Early Life: From France to the Americas
Born on July 26, 1859, in Paris, France, Philippe-Jean Bunau-Varilla hailed from a family with a tradition of engineering. From an early age, he displayed a penchant for science and innovation, foreshadowing the remarkable contributions he would make to the world of engineering.
The Panama Affair: Dreaming of a Canal
In the late 19th century, the world was abuzz with the vision of a colossal engineering marvel—a canal that would connect the Atlantic and Pacific Oceans, revolutionizing global trade and shortening shipping routes. This ambitious project became the focal point of Philippe Bunau-Varilla's life.
Early Career: French Connection
Bunau-Varilla's journey toward the Panama Canal began in the 1880s when he joined the team working on the French canal project led by Ferdinand de Lesseps. This ambitious endeavor, however, faced colossal challenges, including deadly diseases and harsh terrain, ultimately resulting in its failure.
Enter Philippe Bunau-Varilla: The Diplomat
As the French canal project faltered, Bunau-Varilla recognized the need for diplomacy to achieve the dream of the canal. He transitioned from an engineer to a diplomat and set his sights on securing international support for a Panama Canal.
Influence in Washington: Shaping U.S. Policy
Bunau-Varilla's journey took him to Washington, D.C., where he became a relentless advocate for the construction of a Panama Canal. He leveraged his engineering knowledge and diplomatic skills to engage U.S. policymakers and build support for the project.

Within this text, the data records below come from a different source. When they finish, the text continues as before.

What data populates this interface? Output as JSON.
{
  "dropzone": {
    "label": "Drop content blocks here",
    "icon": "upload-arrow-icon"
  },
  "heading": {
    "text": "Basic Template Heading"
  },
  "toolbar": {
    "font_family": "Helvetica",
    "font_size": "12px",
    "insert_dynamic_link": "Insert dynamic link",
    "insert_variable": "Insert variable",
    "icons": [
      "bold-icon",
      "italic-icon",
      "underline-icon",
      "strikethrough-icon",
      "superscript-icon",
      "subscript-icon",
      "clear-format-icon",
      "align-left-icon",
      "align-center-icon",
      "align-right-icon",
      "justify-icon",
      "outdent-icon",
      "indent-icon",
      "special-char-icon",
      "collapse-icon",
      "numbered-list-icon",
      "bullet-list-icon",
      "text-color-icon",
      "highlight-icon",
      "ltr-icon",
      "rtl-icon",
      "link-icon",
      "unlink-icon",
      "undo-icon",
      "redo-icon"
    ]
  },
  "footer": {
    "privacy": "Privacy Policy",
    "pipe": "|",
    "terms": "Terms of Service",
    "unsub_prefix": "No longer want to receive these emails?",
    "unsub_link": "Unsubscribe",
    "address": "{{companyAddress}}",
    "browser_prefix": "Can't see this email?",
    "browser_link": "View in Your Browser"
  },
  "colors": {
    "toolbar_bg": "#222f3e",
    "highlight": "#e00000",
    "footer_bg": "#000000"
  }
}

The Hay-Bunau-Varilla Treaty: A Triumph of Diplomacy
In 1903, Philippe Bunau-Varilla played a pivotal role in orchestrating the Panamanian revolution against Colombian rule, which ultimately led to Panama's declaration of independence on November 3, 1903. Just 15 days later, the Hay-Bunau-Varilla Treaty was signed, granting the United States exclusive rights to build and control the Panama Canal.
Treaty Provisions: A Canal of Control
The Hay-Bunau-Varilla Treaty contained several critical provisions:
- U.S. Control: The United States was granted sovereignty over the Canal Zone, a ten-mile-wide strip of land across the isthmus of Panama.
- Construction Authority: The U.S. had the authority to build, administer, and control the canal and its adjacent areas.
- Compensation: Panama received a one-time payment of $10 million and an annual payment of $250,000, beginning nine years after the treaty's signing.
- Rights and Concessions: The treaty granted the United States extensive rights, including territorial rights, the right to establish and operate military bases, and the authority to regulate and maintain order in the Canal Zone.
With the treaty in place, the United States embarked on the colossal task of constructing the Panama Canal, overcoming monumental engineering challenges such as disease, landslides, and the formidable Culebra Cut.
Role in Construction: A Trusted Advisor
During the construction of the canal, Bunau-Varilla served as a trusted advisor, offering his engineering expertise and insights. His contributions played a vital role in the successful completion of the project.
Impact on Panama: A Nation Transformed
While the Panama Canal became a symbol of engineering prowess and a vital conduit for global trade, its presence also had profound effects on Panama's development and identity.
- Economic Growth: The canal brought economic growth to Panama, providing jobs and stimulating local industries.
- Cultural Exchange: The influx of foreign workers and engineers introduced a multicultural dynamic to Panama, enriching its cultural fabric.
- National Sovereignty: Over the years, Panama's desire for full control of the canal zone grew, leading to diplomatic negotiations and the eventual handover of the canal to Panama in 1999.
Legacy of Philippe Bunau-Varilla: A Canal of Vision
The name Philippe Bunau-Varilla is synonymous with ambition, vision, and the audacity to dream big. His tireless efforts in advocating for the Panama Canal, his role in securing the Hay-Bunau-Varilla Treaty, and his contributions to the engineering marvel that is the Panama Canal all stand as a testament to his enduring legacy.
- A Modern Marvel: Today, the Panama Canal remains a vital artery of global trade, accommodating ships of all sizes and transporting goods from one ocean to another with remarkable efficiency.
- A Global Lifeline: The canal plays a pivotal role in connecting nations, fostering international trade, and reducing travel distances, ultimately shaping the world economy.
- A Symbol of Partnership: Philippe Bunau-Varilla's contributions and the canal itself are a testament to the cooperation between nations and the shared vision of creating something remarkable for the benefit of all.
A Dream Realized
As we delve into the life and legacy of Philippe Bunau-Varilla, we are reminded that dreams, no matter how audacious, can become reality with unwavering determination and the right mix of vision and diplomacy. The Panama Canal, a modern marvel of engineering, continues to connect continents and shape the course of global trade, all thanks to the audacious dreamers who dared to envision it and the diplomat-engineer who played a pivotal role in making it a reality.